### REQUIRED ACTION
Write the following entries out again exactly, skipping each image.

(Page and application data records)
****************
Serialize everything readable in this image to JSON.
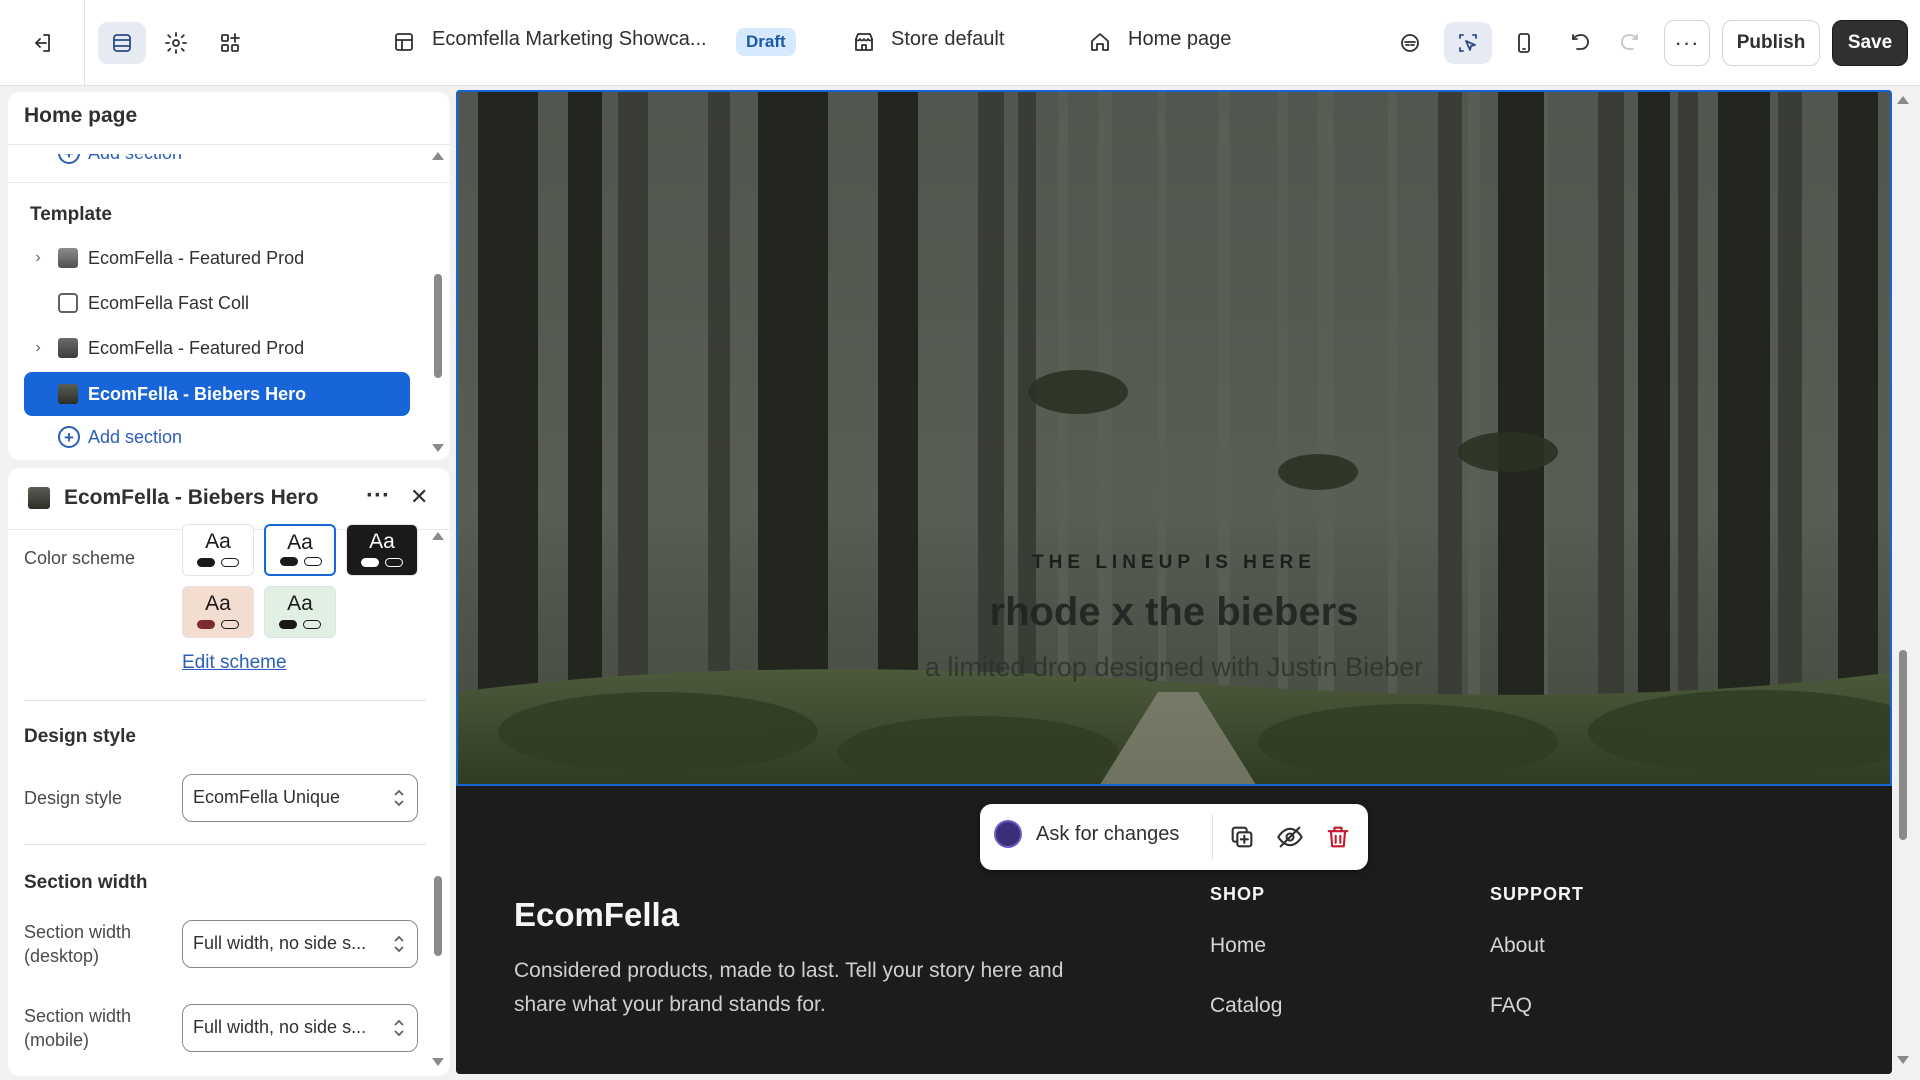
{
  "topbar": {
    "store_name": "Ecomfella Marketing Showca...",
    "status_badge": "Draft",
    "theme_setting": "Store default",
    "page_selector": "Home page",
    "publish_label": "Publish",
    "save_label": "Save",
    "more_label": "···",
    "icons": [
      "exit-icon",
      "sections-icon",
      "settings-icon",
      "apps-icon",
      "layout-icon",
      "store-icon",
      "home-icon",
      "ai-assistant-icon",
      "inspector-icon",
      "mobile-view-icon",
      "undo-icon",
      "redo-icon",
      "more-icon"
    ]
  },
  "sections_panel": {
    "title": "Home page",
    "add_section_top": "Add section",
    "template_heading": "Template",
    "items": [
      {
        "label": "EcomFella - Featured Prod",
        "has_chevron": true
      },
      {
        "label": "EcomFella Fast Coll",
        "has_chevron": false
      },
      {
        "label": "EcomFella - Featured Prod",
        "has_chevron": true
      },
      {
        "label": "EcomFella - Biebers Hero",
        "has_chevron": false,
        "selected": true
      }
    ],
    "add_section_bottom": "Add section"
  },
  "settings_panel": {
    "title": "EcomFella - Biebers Hero",
    "more_label": "···",
    "close_label": "✕",
    "color_scheme_label": "Color scheme",
    "swatch_text": "Aa",
    "swatches": [
      {
        "bg": "#ffffff",
        "fg": "#1a1a1a",
        "selected": false
      },
      {
        "bg": "#ffffff",
        "fg": "#1a1a1a",
        "selected": true
      },
      {
        "bg": "#1a1a1a",
        "fg": "#ffffff",
        "selected": false
      },
      {
        "bg": "#f3dcd0",
        "fg": "#1a1a1a",
        "selected": false
      },
      {
        "bg": "#e2efe3",
        "fg": "#1a1a1a",
        "selected": false
      }
    ],
    "edit_scheme": "Edit scheme",
    "design_style_heading": "Design style",
    "design_style_label": "Design style",
    "design_style_value": "EcomFella Unique",
    "section_width_heading": "Section width",
    "section_width_desktop_label_1": "Section width",
    "section_width_desktop_label_2": "(desktop)",
    "section_width_desktop_value": "Full width, no side s...",
    "section_width_mobile_label_1": "Section width",
    "section_width_mobile_label_2": "(mobile)",
    "section_width_mobile_value": "Full width, no side s..."
  },
  "preview": {
    "hero_tagline": "THE LINEUP IS HERE",
    "hero_title": "rhode x the biebers",
    "hero_subtitle": "a limited drop designed with Justin Bieber",
    "footer": {
      "brand": "EcomFella",
      "description": "Considered products, made to last. Tell your story here and share what your brand stands for.",
      "shop_heading": "SHOP",
      "shop_links": [
        "Home",
        "Catalog"
      ],
      "support_heading": "SUPPORT",
      "support_links": [
        "About",
        "FAQ"
      ]
    },
    "floating_toolbar": {
      "ask_label": "Ask for changes"
    }
  },
  "colors": {
    "accent": "#1765d8",
    "link": "#2c5fb9",
    "save_bg": "#303030",
    "draft_bg": "#d6e9ff",
    "delete": "#c4182f"
  }
}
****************
### RESULT OF THIS EXERCISE
Serialize everything readable in this image to JSON.
{
  "topbar": {
    "store_name": "Ecomfella Marketing Showca...",
    "status_badge": "Draft",
    "theme_setting": "Store default",
    "page_selector": "Home page",
    "publish_label": "Publish",
    "save_label": "Save",
    "more_label": "···",
    "icons": [
      "exit-icon",
      "sections-icon",
      "settings-icon",
      "apps-icon",
      "layout-icon",
      "store-icon",
      "home-icon",
      "ai-assistant-icon",
      "inspector-icon",
      "mobile-view-icon",
      "undo-icon",
      "redo-icon",
      "more-icon"
    ]
  },
  "sections_panel": {
    "title": "Home page",
    "add_section_top": "Add section",
    "template_heading": "Template",
    "items": [
      {
        "label": "EcomFella - Featured Prod",
        "has_chevron": true
      },
      {
        "label": "EcomFella Fast Coll",
        "has_chevron": false
      },
      {
        "label": "EcomFella - Featured Prod",
        "has_chevron": true
      },
      {
        "label": "EcomFella - Biebers Hero",
        "has_chevron": false,
        "selected": true
      }
    ],
    "add_section_bottom": "Add section"
  },
  "settings_panel": {
    "title": "EcomFella - Biebers Hero",
    "more_label": "···",
    "close_label": "✕",
    "color_scheme_label": "Color scheme",
    "swatch_text": "Aa",
    "swatches": [
      {
        "bg": "#ffffff",
        "fg": "#1a1a1a",
        "selected": false
      },
      {
        "bg": "#ffffff",
        "fg": "#1a1a1a",
        "selected": true
      },
      {
        "bg": "#1a1a1a",
        "fg": "#ffffff",
        "selected": false
      },
      {
        "bg": "#f3dcd0",
        "fg": "#1a1a1a",
        "selected": false
      },
      {
        "bg": "#e2efe3",
        "fg": "#1a1a1a",
        "selected": false
      }
    ],
    "edit_scheme": "Edit scheme",
    "design_style_heading": "Design style",
    "design_style_label": "Design style",
    "design_style_value": "EcomFella Unique",
    "section_width_heading": "Section width",
    "section_width_desktop_label_1": "Section width",
    "section_width_desktop_label_2": "(desktop)",
    "section_width_desktop_value": "Full width, no side s...",
    "section_width_mobile_label_1": "Section width",
    "section_width_mobile_label_2": "(mobile)",
    "section_width_mobile_value": "Full width, no side s..."
  },
  "preview": {
    "hero_tagline": "THE LINEUP IS HERE",
    "hero_title": "rhode x the biebers",
    "hero_subtitle": "a limited drop designed with Justin Bieber",
    "footer": {
      "brand": "EcomFella",
      "description": "Considered products, made to last. Tell your story here and share what your brand stands for.",
      "shop_heading": "SHOP",
      "shop_links": [
        "Home",
        "Catalog"
      ],
      "support_heading": "SUPPORT",
      "support_links": [
        "About",
        "FAQ"
      ]
    },
    "floating_toolbar": {
      "ask_label": "Ask for changes"
    }
  },
  "colors": {
    "accent": "#1765d8",
    "link": "#2c5fb9",
    "save_bg": "#303030",
    "draft_bg": "#d6e9ff",
    "delete": "#c4182f"
  }
}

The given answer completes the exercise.